Agriculture plays a key role in shaping the quality of landscape, as in many OECD countries farming is the major user of land. Agricultural landscapes are the visible outcomes of the interaction between agriculture, natural resources and the environment, and encompass amenity, cultural, and other societal values. Landscapes can be considered as composed of three key elements: landscape structures or appearance, including environmental features (e.g. habitats), land use types (e.g. crops), and man-made objects or cultural features (e.g. hedges); landscape functions, such as providing a place to live, work, visit, and various environmental services; landscape values, concerning the costs to farmers of maintaining landscapes and the importance society places on agricultural landscape, such as recreational and cultural values.
Many OECD countries have legislation which recognises the importance of societal values embodied in landscapes and internationally some are also attracting attention, such as the designation by UNESCO of cultural landscape sites. But because landscapes are often not valued, the challenge for policy makers, is to decide which landscape features society values, and assess to what extent policy changes affect agricultural landscape.
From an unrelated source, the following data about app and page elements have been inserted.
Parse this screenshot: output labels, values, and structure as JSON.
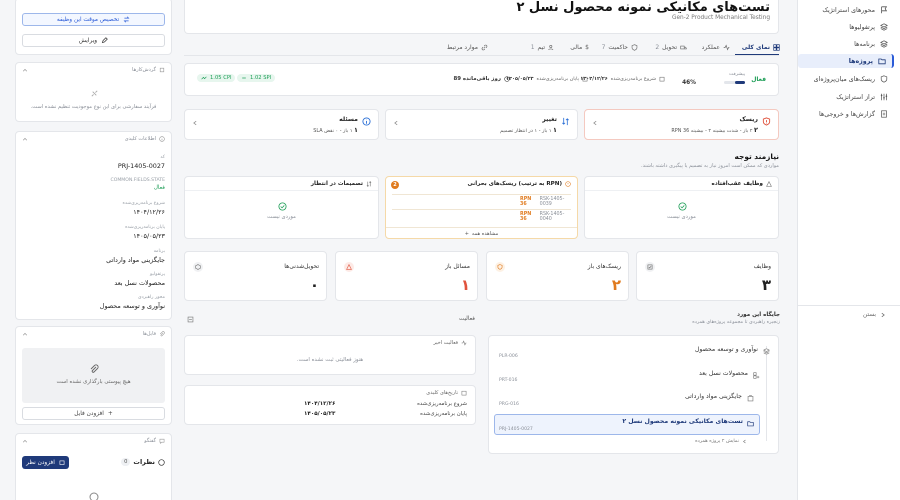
{
  "sidebar": {
    "items": [
      {
        "label": "محورهای استراتژیک",
        "icon": "flag-icon"
      },
      {
        "label": "پرتفولیوها",
        "icon": "layers-icon"
      },
      {
        "label": "برنامه‌ها",
        "icon": "layers-icon"
      },
      {
        "label": "پروژه‌ها",
        "icon": "folder-icon",
        "active": true
      },
      {
        "label": "ریسک‌های میان‌پروژه‌ای",
        "icon": "shield-icon"
      },
      {
        "label": "تراز استراتژیک",
        "icon": "sliders-icon"
      },
      {
        "label": "گزارش‌ها و خروجی‌ها",
        "icon": "report-icon"
      }
    ],
    "collapse_label": "بستن"
  },
  "left": {
    "assign_button": "تخصیص موقت این وظیفه",
    "edit_button": "ویرایش",
    "workflow": {
      "title": "گردش‌کارها",
      "empty": "فرآیند سفارشی برای این نوع موجودیت تنظیم نشده است."
    },
    "info": {
      "title": "اطلاعات کلیدی",
      "code_label": "کد",
      "code": "PRJ-1405-0027",
      "state_label": "COMMON.FIELDS.STATE",
      "state": "فعال",
      "start_label": "شروع برنامه‌ریزی‌شده",
      "start": "۱۴۰۴/۱۲/۲۶",
      "end_label": "پایان برنامه‌ریزی‌شده",
      "end": "۱۴۰۵/۰۵/۲۳",
      "program_label": "برنامه",
      "program": "جایگزینی مواد وارداتی",
      "portfolio_label": "پرتفولیو",
      "portfolio": "محصولات نسل بعد",
      "axis_label": "محور راهبردی",
      "axis": "نوآوری و توسعه محصول"
    },
    "files": {
      "title": "فایل‌ها",
      "empty": "هیچ پیوستی بارگذاری نشده است",
      "add_button": "افزودن فایل"
    },
    "comments": {
      "title": "گفتگو",
      "heading": "نظرات",
      "count": "0",
      "add_button": "افزودن نظر"
    }
  },
  "header": {
    "title": "تست‌های مکانیکی نمونه محصول نسل ۲",
    "subtitle": "Gen-2 Product Mechanical Testing"
  },
  "tabs": [
    {
      "label": "نمای کلی",
      "icon": "grid-icon",
      "active": true
    },
    {
      "label": "عملکرد",
      "icon": "pulse-icon"
    },
    {
      "label": "تحویل",
      "icon": "truck-icon",
      "count": "2"
    },
    {
      "label": "حاکمیت",
      "icon": "shield-icon",
      "count": "7"
    },
    {
      "label": "مالی",
      "icon": "dollar-icon"
    },
    {
      "label": "تیم",
      "icon": "team-icon",
      "count": "1"
    },
    {
      "label": "موارد مرتبط",
      "icon": "link-icon"
    }
  ],
  "status_bar": {
    "status": "فعال",
    "progress_label": "پیشرفت",
    "progress_value": "46%",
    "progress_fraction": 0.46,
    "start_label": "شروع برنامه‌ریزی‌شده",
    "start": "۱۴۰۴/۱۲/۲۶",
    "end_label": "پایان برنامه‌ریزی‌شده",
    "end": "۱۴۰۵/۰۵/۲۳",
    "remaining": "89 روز باقی‌مانده",
    "spi": "1.02 SPI",
    "cpi": "1.05 CPI"
  },
  "kpi_cards": [
    {
      "title": "ریسک",
      "value": "۲",
      "detail": "۲ باز - شدت بیشینه ۴ - بیشینه RPN 36",
      "icon": "alert-shield-icon",
      "color": "#e0533d"
    },
    {
      "title": "تغییر",
      "value": "۱",
      "detail": "۱ باز - ۱ در انتظار تصمیم",
      "icon": "swap-icon",
      "color": "#2a6fd6"
    },
    {
      "title": "مسئله",
      "value": "۱",
      "detail": "۱ باز - ۰ نقض SLA",
      "icon": "info-icon",
      "color": "#2a6fd6"
    }
  ],
  "attention": {
    "title": "نیازمند توجه",
    "subtitle": "مواردی که ممکن است امروز نیاز به تصمیم یا پیگیری داشته باشند.",
    "overdue": {
      "title": "وظایف عقب‌افتاده",
      "empty": "موردی نیست"
    },
    "risks": {
      "title": "ریسک‌های بحرانی (به ترتیب RPN)",
      "count": "2",
      "rows": [
        {
          "code": "RSK-1405-0039",
          "rpn": "RPN 36"
        },
        {
          "code": "RSK-1405-0040",
          "rpn": "RPN 36"
        }
      ],
      "view_all": "مشاهده همه"
    },
    "decisions": {
      "title": "تصمیمات در انتظار",
      "empty": "موردی نیست"
    }
  },
  "counts": [
    {
      "title": "وظایف",
      "value": "۳",
      "icon": "check-square-icon",
      "color": "#222"
    },
    {
      "title": "ریسک‌های باز",
      "value": "۲",
      "icon": "shield-icon",
      "color": "#e07b1f"
    },
    {
      "title": "مسائل باز",
      "value": "۱",
      "icon": "warning-icon",
      "color": "#e0533d"
    },
    {
      "title": "تحویل‌شدنی‌ها",
      "value": "۰",
      "icon": "package-icon",
      "color": "#222"
    }
  ],
  "hierarchy": {
    "title": "جایگاه این مورد",
    "subtitle": "زنجیره راهبردی تا مجموعه پروژه‌های همرده",
    "nodes": [
      {
        "name": "نوآوری و توسعه محصول",
        "code": "PLR-006",
        "icon": "layers-icon"
      },
      {
        "name": "محصولات نسل بعد",
        "code": "PRT-016",
        "icon": "grid-plus-icon"
      },
      {
        "name": "جایگزینی مواد وارداتی",
        "code": "PRG-016",
        "icon": "stack-icon"
      },
      {
        "name": "تست‌های مکانیکی نمونه محصول نسل ۲",
        "code": "PRJ-1405-0027",
        "icon": "folder-icon",
        "current": true
      }
    ],
    "siblings": "نمایش ۲ پروژه همرده"
  },
  "activity": {
    "title": "فعالیت",
    "recent_title": "فعالیت اخیر",
    "recent_empty": "هنوز فعالیتی ثبت نشده است.",
    "dates_title": "تاریخ‌های کلیدی",
    "start_label": "شروع برنامه‌ریزی‌شده",
    "start": "۱۴۰۴/۱۲/۲۶",
    "end_label": "پایان برنامه‌ریزی‌شده",
    "end": "۱۴۰۵/۰۵/۲۳"
  },
  "colors": {
    "accent": "#2a5bd7",
    "green": "#1e9e57",
    "orange": "#e07b1f",
    "red": "#e0533d"
  }
}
OECD agricultural landscape indicators provide a tool to better inform policy makers by: recording the current state of landscape and how its appearance, including cultural features, is changing; establishing what share of agricultural land is under public/private schemes for landscape conservation; and measuring the cost of landscape provision by farmers and the value society attaches to landscapes.
Regarding the current state and trends in the structure of agricultural landscapes there does seem to have been a trend towards increasing homogenisation of landscape structures in OECD countries over the past 50 years, including the loss of some cultural features (e.g. stone walls). This trend appears closely related to the structural changes and intensification of production, linked with the degradation of the natural resource base in agriculture. There are signs, since the late 1980s, that the process toward increasing homogeneity of landscapes could be slowing or even in reverse in some regions. Since this period many OECD countries started to introduce a range of agri-environmental measures, including in some cases measures specifically seeking to maintain landscapes.
Public and private schemes for the conservation of agricultural landscapes are widespread across OECD countries, but mostly publicly funded. Public expenditure on these schemes tends to be a minor share of total agricultural support, but for some countries expenditure has increased rapidly. In many cases the schemes cover multiple objectives, especially concerning biodiversity, habitat and landscape conservation; and focus on the biophysical and cultural features in a local context. Some countries are beginning to include public access requirements in landscape schemes.
Currently information on the costs incurred by farmers in landscape improvement is extremely limited. To establish the value society places on landscape some countries use public opinion surveys, although as with landscape related consumer expenditure, information is limited. Non-market valuation studies reveal that agricultural landscapes are highly valued in many cases, although there is a large variation in the values estimated. These studies also reveal that the landscape surveyed today is the preferred landscape, landscape's value decreases with greater distance from a particular site, heterogeneity and 'traditional' elements are given a higher value over more uniform and newer landscapes, while landscapes perceived as overcrowded have a low value.